Not every team owner is insisting that they need public money to do renovations for their 1990s-era arenas. The owners of Boston’s TD Garden, who also own the Bruins, just announced $70 million in upgrades that they’ll be paying for out of their own pocket:
Among the ambitious upgrades: a relocation and expansion of the Bruins’ Proshop; an overhaul of the concourses on levels four and seven; and renovations of the Garden’s concessions and the Legends Club, the arena’s largest private hospitality space, which houses the Celtics’ Courtside club and is open to eligible Bruins and Celtics season-ticket holders.
“It’s our goal to really set the industry standard, the high-water mark, for fan experience,” Charlie Jacobs, principal for Delaware North Companies and the Bruins, told the Globe.
You can credit the difference between this and the situation with the Miami Heat et al. to the fact that Massachusetts isn’t as generous with sports subsidies as Florida, to the fact that it’d be laughable for the Bruins to threaten to leave Boston for another market, or just to Charlie Jacobs being a nice guy, if you want.
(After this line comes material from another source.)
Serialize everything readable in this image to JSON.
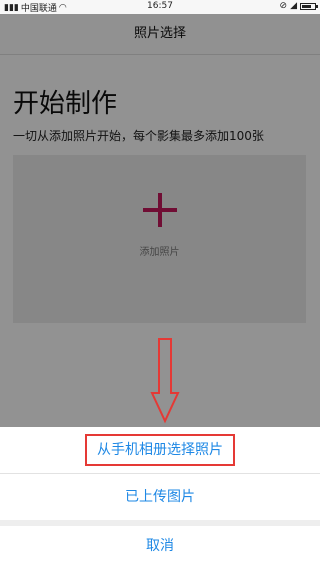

But anyway, sports venue renovations can be done on the team’s dime. If you really needed any more evidence than this.